----- RAW DATA -----

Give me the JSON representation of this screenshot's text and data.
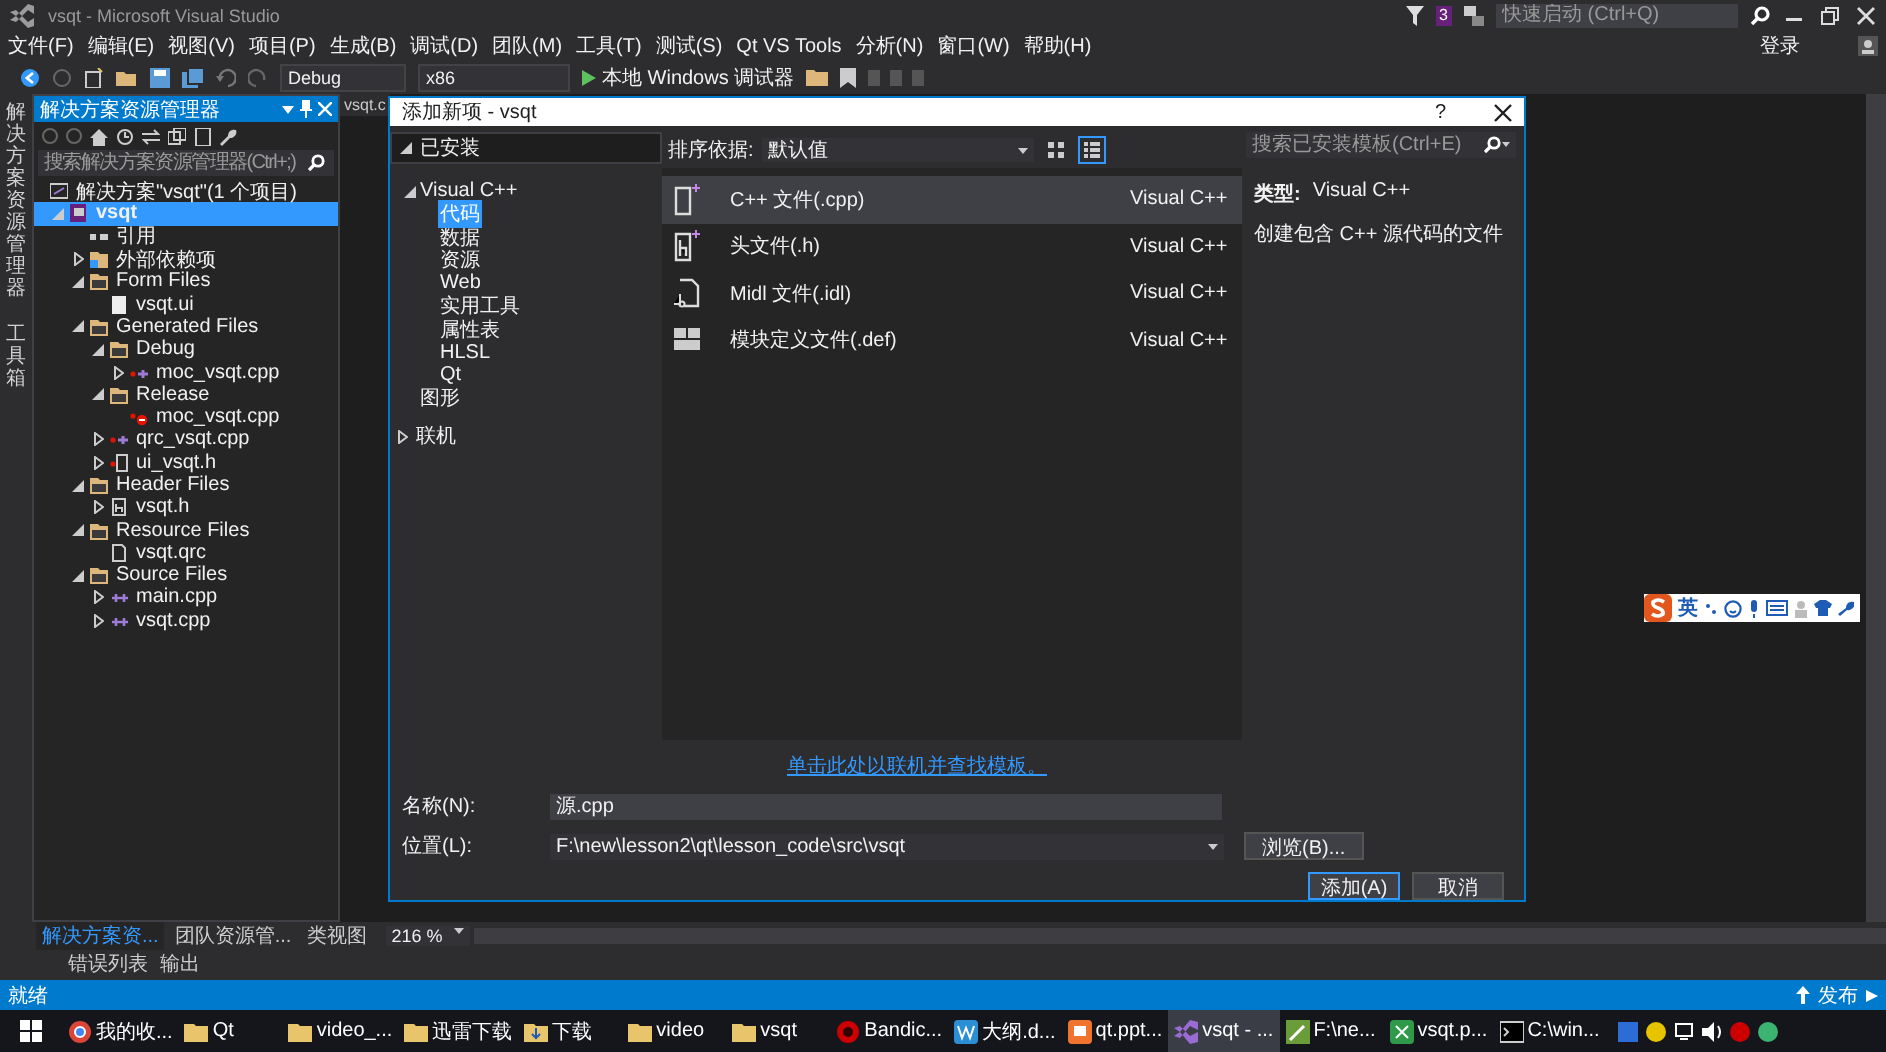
{
  "window": {
    "title": "vsqt - Microsoft Visual Studio",
    "notification_count": "3",
    "quick_launch": {
      "placeholder": "快速启动 (Ctrl+Q)"
    },
    "sign_in": "登录"
  },
  "menu": [
    "文件(F)",
    "编辑(E)",
    "视图(V)",
    "项目(P)",
    "生成(B)",
    "调试(D)",
    "团队(M)",
    "工具(T)",
    "测试(S)",
    "Qt VS Tools",
    "分析(N)",
    "窗口(W)",
    "帮助(H)"
  ],
  "toolbar": {
    "configuration": "Debug",
    "platform": "x86",
    "debugger": "本地 Windows 调试器"
  },
  "side_strip": [
    "解决方案资源管理器",
    "工具箱"
  ],
  "solution_explorer": {
    "title": "解决方案资源管理器",
    "search": {
      "placeholder": "搜索解决方案资源管理器(Ctrl+;)"
    },
    "tree": [
      {
        "label": "解决方案\"vsqt\"(1 个项目)",
        "kind": "solution",
        "selected": false
      },
      {
        "label": "vsqt",
        "kind": "project",
        "expanded": true,
        "selected": true,
        "children": [
          {
            "label": "引用",
            "kind": "references",
            "selected": false
          },
          {
            "label": "外部依赖项",
            "kind": "dependencies",
            "expanded": false,
            "selected": false
          },
          {
            "label": "Form Files",
            "kind": "folder",
            "expanded": true,
            "selected": false,
            "children": [
              {
                "label": "vsqt.ui",
                "kind": "ui",
                "selected": false
              }
            ]
          },
          {
            "label": "Generated Files",
            "kind": "folder",
            "expanded": true,
            "selected": false,
            "children": [
              {
                "label": "Debug",
                "kind": "folder",
                "expanded": true,
                "selected": false,
                "children": [
                  {
                    "label": "moc_vsqt.cpp",
                    "kind": "generated",
                    "expanded": false,
                    "selected": false
                  }
                ]
              },
              {
                "label": "Release",
                "kind": "folder",
                "expanded": true,
                "selected": false,
                "children": [
                  {
                    "label": "moc_vsqt.cpp",
                    "kind": "excluded",
                    "selected": false
                  }
                ]
              },
              {
                "label": "qrc_vsqt.cpp",
                "kind": "generated",
                "expanded": false,
                "selected": false
              },
              {
                "label": "ui_vsqt.h",
                "kind": "generated-header",
                "expanded": false,
                "selected": false
              }
            ]
          },
          {
            "label": "Header Files",
            "kind": "folder",
            "expanded": true,
            "selected": false,
            "children": [
              {
                "label": "vsqt.h",
                "kind": "header",
                "expanded": false,
                "selected": false
              }
            ]
          },
          {
            "label": "Resource Files",
            "kind": "folder",
            "expanded": true,
            "selected": false,
            "children": [
              {
                "label": "vsqt.qrc",
                "kind": "file",
                "selected": false
              }
            ]
          },
          {
            "label": "Source Files",
            "kind": "folder",
            "expanded": true,
            "selected": false,
            "children": [
              {
                "label": "main.cpp",
                "kind": "cpp",
                "expanded": false,
                "selected": false
              },
              {
                "label": "vsqt.cpp",
                "kind": "cpp",
                "expanded": false,
                "selected": false
              }
            ]
          }
        ]
      }
    ]
  },
  "editor_tab": "vsqt.c",
  "panel_tabs": [
    {
      "label": "解决方案资...",
      "selected": true
    },
    {
      "label": "团队资源管...",
      "selected": false
    },
    {
      "label": "类视图",
      "selected": false
    }
  ],
  "zoom": "216 %",
  "output_tabs": [
    "错误列表",
    "输出"
  ],
  "status_bar": {
    "text": "就绪",
    "publish": "发布"
  },
  "dialog": {
    "title": "添加新项 - vsqt",
    "help": "?",
    "sections": [
      {
        "label": "已安装",
        "kind": "header",
        "expanded": true,
        "children": [
          {
            "label": "Visual C++",
            "expanded": true,
            "selected": false,
            "children": [
              {
                "label": "代码",
                "selected": true
              },
              {
                "label": "数据",
                "selected": false
              },
              {
                "label": "资源",
                "selected": false
              },
              {
                "label": "Web",
                "selected": false
              },
              {
                "label": "实用工具",
                "selected": false
              },
              {
                "label": "属性表",
                "selected": false
              },
              {
                "label": "HLSL",
                "selected": false
              },
              {
                "label": "Qt",
                "selected": false
              }
            ]
          },
          {
            "label": "图形",
            "selected": false
          }
        ]
      },
      {
        "label": "联机",
        "kind": "group",
        "expanded": false
      }
    ],
    "sort": {
      "label": "排序依据:",
      "value": "默认值"
    },
    "view_modes": [
      {
        "kind": "grid",
        "selected": false
      },
      {
        "kind": "list",
        "selected": true
      }
    ],
    "search": {
      "placeholder": "搜索已安装模板(Ctrl+E)"
    },
    "templates": [
      {
        "name": "C++ 文件(.cpp)",
        "type": "Visual C++",
        "kind": "cpp",
        "selected": true
      },
      {
        "name": "头文件(.h)",
        "type": "Visual C++",
        "kind": "h",
        "selected": false
      },
      {
        "name": "Midl 文件(.idl)",
        "type": "Visual C++",
        "kind": "idl",
        "selected": false
      },
      {
        "name": "模块定义文件(.def)",
        "type": "Visual C++",
        "kind": "def",
        "selected": false
      }
    ],
    "details": {
      "type_label": "类型:",
      "type_value": "Visual C++",
      "description": "创建包含 C++ 源代码的文件"
    },
    "online_link": "单击此处以联机并查找模板。",
    "name_field": {
      "label": "名称(N):",
      "value": "源.cpp"
    },
    "location_field": {
      "label": "位置(L):",
      "value": "F:\\new\\lesson2\\qt\\lesson_code\\src\\vsqt"
    },
    "browse": "浏览(B)...",
    "buttons": [
      {
        "label": "添加(A)",
        "kind": "primary"
      },
      {
        "label": "取消",
        "kind": "normal"
      }
    ]
  },
  "ime_bar": {
    "mode": "英"
  },
  "taskbar": [
    {
      "label": "我的收...",
      "kind": "browser",
      "selected": false
    },
    {
      "label": "Qt",
      "kind": "folder",
      "selected": false
    },
    {
      "label": "video_...",
      "kind": "folder",
      "selected": false
    },
    {
      "label": "迅雷下载",
      "kind": "folder",
      "selected": false
    },
    {
      "label": "下载",
      "kind": "download",
      "selected": false
    },
    {
      "label": "video",
      "kind": "folder",
      "selected": false
    },
    {
      "label": "vsqt",
      "kind": "folder",
      "selected": false
    },
    {
      "label": "Bandic...",
      "kind": "record",
      "selected": false
    },
    {
      "label": "大纲.d...",
      "kind": "doc",
      "selected": false
    },
    {
      "label": "qt.ppt...",
      "kind": "slides",
      "selected": false
    },
    {
      "label": "vsqt - ...",
      "kind": "vs",
      "selected": true
    },
    {
      "label": "F:\\ne...",
      "kind": "editor",
      "selected": false
    },
    {
      "label": "vsqt.p...",
      "kind": "sheet",
      "selected": false
    },
    {
      "label": "C:\\win...",
      "kind": "console",
      "selected": false
    }
  ]
}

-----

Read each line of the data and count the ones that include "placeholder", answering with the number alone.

*RESULT FOR THIS EXERCISE*: 3